Choosing Between EU and Latam Spanish for your Video Game
European Spanish and LatAm Spanish
In broad terms, the easiest way to categorise the different uses of the Spanish language is to divide it in two: European Spanish – also known as Spain’s Spanish, Castilian Spanish, or simply Spanish – and Latin American Spanish.
These two groups are so different that audiences from one region will mostly rather play a game unlocalised or not play it at all than read or listen to a product localised in another region’s variant.
Let’s take a deeper look into these variants:
European Spanish is the standard for all entertainment, advertising, and commercial audio in Spain.
The country has a long-standing tradition of audio localization, as all movies and books released in Spain have had to be localized by law for decades. The European Spanish option for audio is usually set by default in all platforms and expected by the audience.
Although different accents and languages exist in Spain, European Spanish is the accepted use of the language in media. Audio localization into the country’s other languages (Galician, Catalan, Basque) is rarely seen and mostly used for regional content.
European Spanish and Castilian are used in the entertainment industry as Castilian is the most dominant form in the country, the one taught to foreign students and is recognized as the standard in the country as opposed to Latin American Spanish.
Latin-American Spanish, also known as LATAM Spanish, is a standardised use of the language that serves as a middle-ground between the many dialects spoken across the Americas. The origin of this particular use, which is an artificial form not spoken anywhere except in entertainment, has its origins in Mexico where most audio and audiovisual production took place.
To reach everyone in the region, an international variant was shaped with the most widespread aspects of pronunciation, vocabulary, and grammar, free from nearly all local expressions so it could appeal to the entire market. After years of evolution and broadcasting, the audience has adapted and LATAM Spanish has now become the standard.
Tip: Sometimes, this type of Spanish is called “neutral” Spanish because of its intended purpose of being as neutral as possible for a large region. So keep this in mind when you come across this term.
Differences between these two variants are so pronounced that there can be misunderstandings between native Spanish speakers. A common word used in video games is “press”, as in to press a button. In Latin American Spanish, this would be translated as “oprimir” while that same verb in European Spanish would mean to oppress and instead “pulsar” would be used.
Of course, it goes much deeper than just vocabulary and one could quickly tell which variant is being used by reading a couple sentences of any localized text.
One of the main giveaways is the use of the formal or informal when referring to people.
In Latin American Spanish, when addressing a group of people, they would use the formal “ustedes” in almost every instance, whether it is talking to friends, family, or clients etc, while in European Spanish the informal “vosotros” would be preferred and “ustedes” would only be used in very formal scenarios.
Tip: If you want to know quickly if a text is EU or LATAM Spanish search for the word “vosotros”. If an informal “vosotros” shows up anywhere, it is a clear sign of European Spanish translation. Differences in formality use and their consequent changes in verb conjugation are just some examples of the many differences between the two.
The Correct Variant is Crucial
When aiming to localize your game into Spanish, bear in mind neither of the two versions will be accepted by the audiences outside their area.

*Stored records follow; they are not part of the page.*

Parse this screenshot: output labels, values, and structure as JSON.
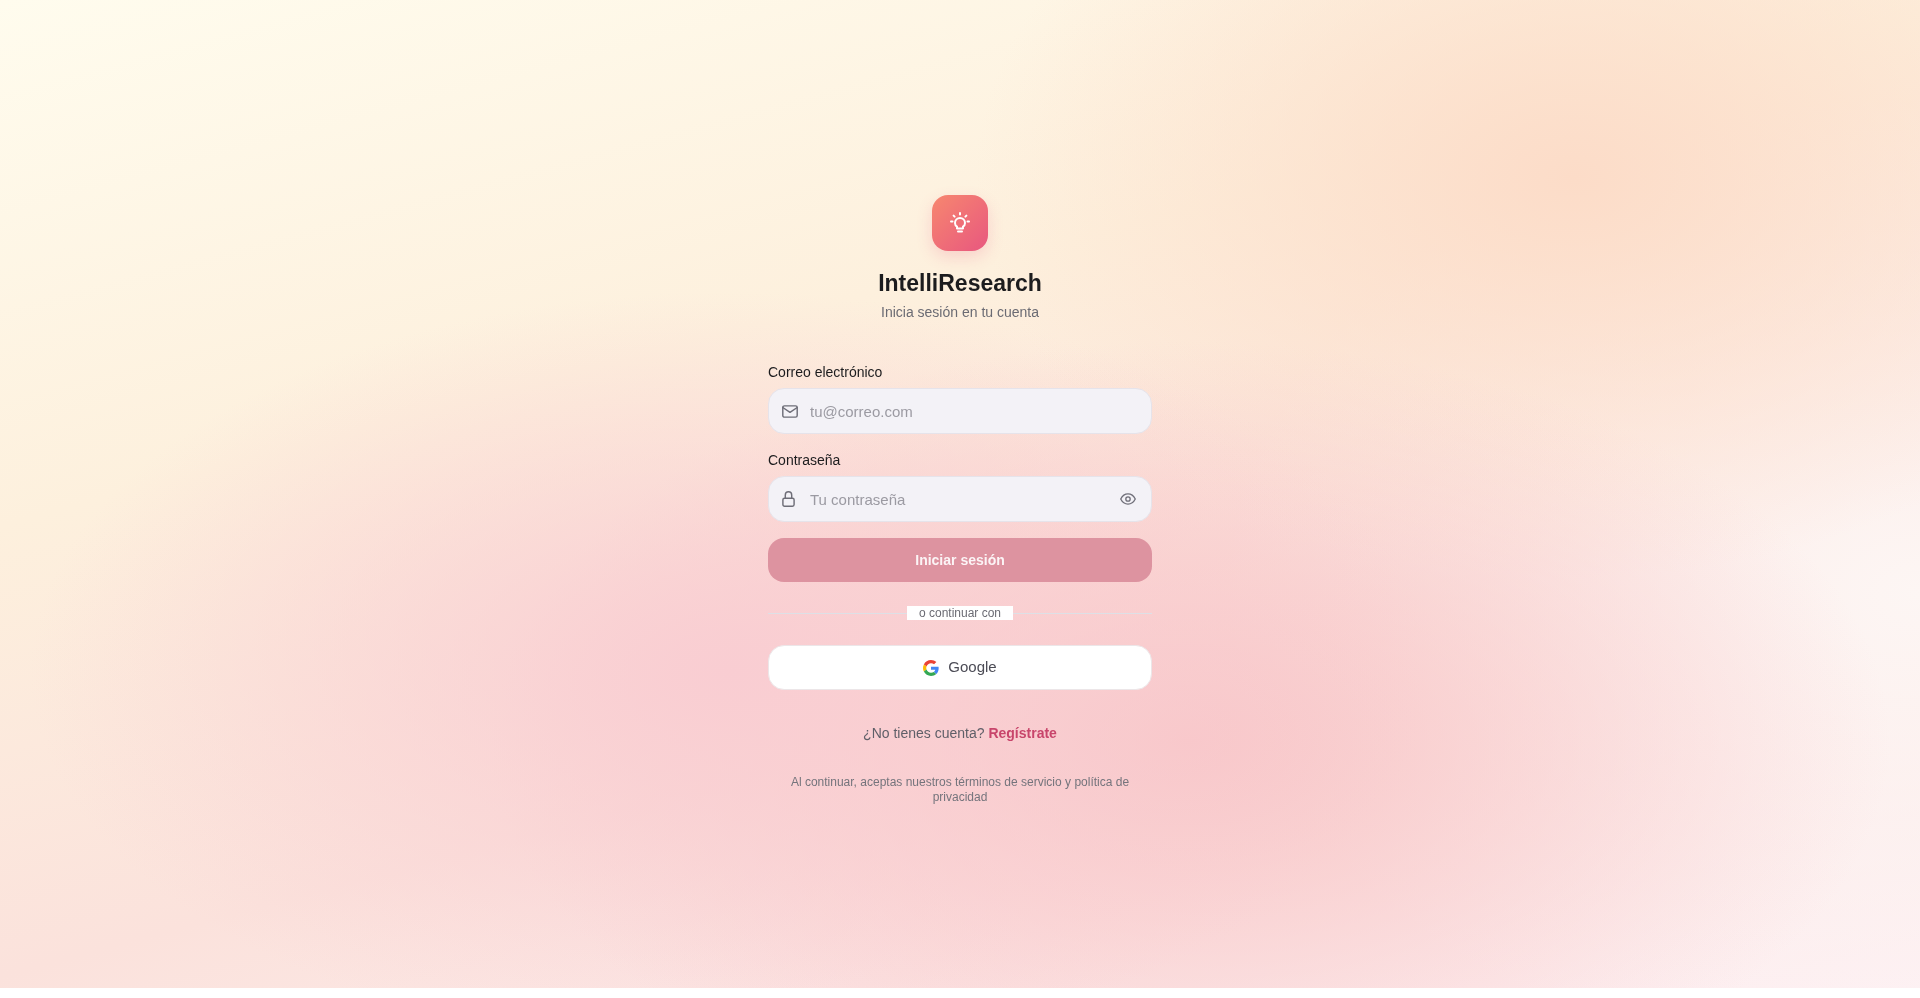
{
  "brand": {
    "name": "IntelliResearch",
    "subtitle": "Inicia sesión en tu cuenta"
  },
  "fields": [
    {
      "kind": "email",
      "label": "Correo electrónico",
      "placeholder": "tu@correo.com"
    },
    {
      "kind": "password",
      "label": "Contraseña",
      "placeholder": "Tu contraseña"
    }
  ],
  "submit_button": {
    "label": "Iniciar sesión",
    "disabled": true
  },
  "divider": {
    "label": "o continuar con"
  },
  "social_buttons": [
    {
      "kind": "google",
      "label": "Google"
    }
  ],
  "signup_prompt": {
    "text": "¿No tienes cuenta?",
    "link": "Regístrate"
  },
  "legal_note": "Al continuar, aceptas nuestros términos de servicio y política de privacidad"
}
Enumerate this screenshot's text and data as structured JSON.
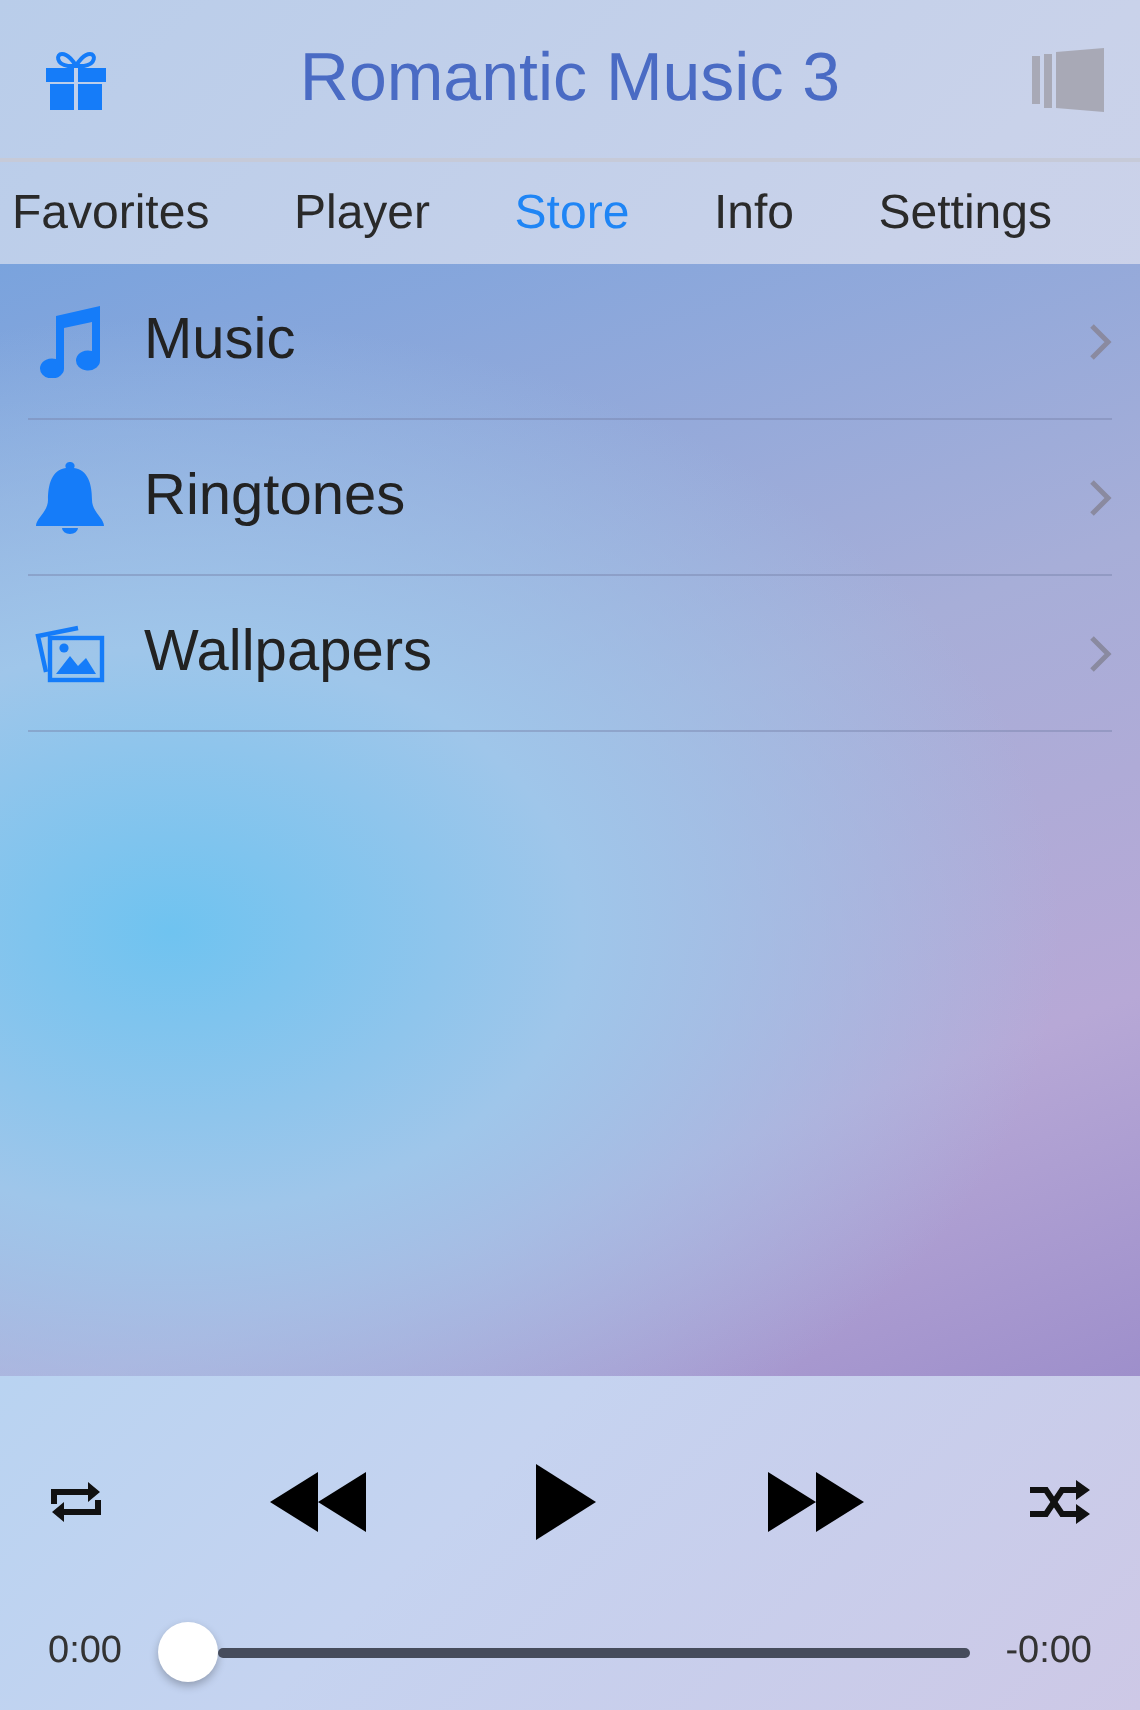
{
  "header": {
    "title": "Romantic Music 3"
  },
  "tabs": [
    {
      "label": "Favorites",
      "selected": false
    },
    {
      "label": "Player",
      "selected": false
    },
    {
      "label": "Store",
      "selected": true
    },
    {
      "label": "Info",
      "selected": false
    },
    {
      "label": "Settings",
      "selected": false
    }
  ],
  "store_items": [
    {
      "label": "Music"
    },
    {
      "label": "Ringtones"
    },
    {
      "label": "Wallpapers"
    }
  ],
  "player": {
    "elapsed": "0:00",
    "remaining": "-0:00",
    "progress": {
      "level": 0
    }
  }
}
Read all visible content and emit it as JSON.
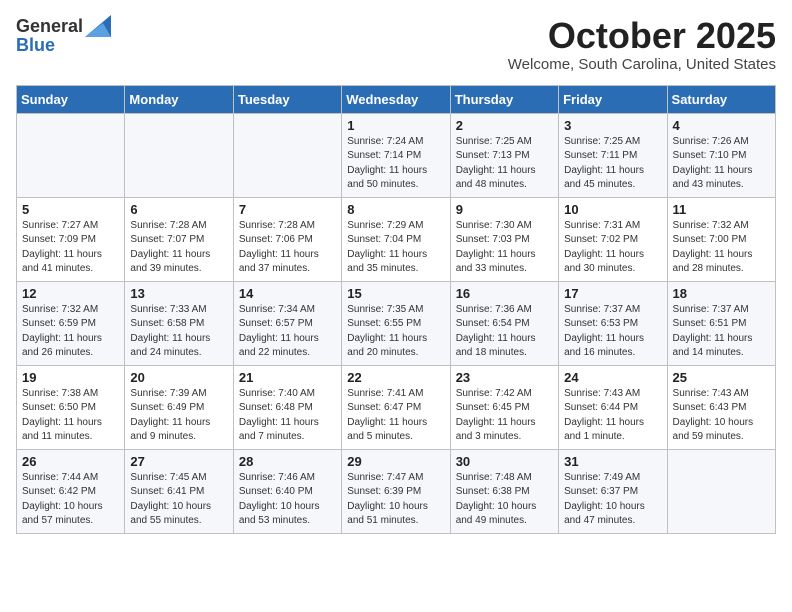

With audio, most would prefer the source language with subtitles than to experience a product in the incorrect variant for them.
In short, each market needs to have the product localized into its standard version of Spanish, or it can be counterproductive. There are a few well-known examples of this in recent years that are worth considering.
The decision to localize Master Chief Collection with LATAM voiceovers was so poorly received by the Spanish market that it was removed in an update and replaced by the original English voices with European Spanish subtitles.
Game genre shouldn’t play a role in the decision on which type of Spanish to choose. This means that RTSs, MOBAs, FPSs, etc. are all expected to be in the correct form. The only exceptions occur when the fiction allows it. For example, a game with a character coming from Spain talking European Spanish would be accepted in Latin America and vice versa.
We advise to choose your target audience according to market data available in your company. Localization into both is always preferred and thanks to our global footprint and studios in both regions, Keywords can synergise between the 2 variants, minimizing costs and saving management time. If you choose just one, be certain your localization will only reach one side of the Atlantic.
If you still want to focus on just one of the two regions, here are the main points of call:
- LatAm Spanish: reaches a larger population in the Americas (~250M). A single localization project can impact more than 20 countries. The need for localized content by audiences varies enormously from one country to other, ones being more used to English audio content, with localized audio as a nice-to-have, and others being an absolute must.
- Castilian Spanish: reaches a smaller population in Europe (47M). Castilian localized audio is expected for all major releases and its exclusion can make products seem less immersive. GDP per-capita is significantly higher in Spain, and the local video games market size is also significantly larger..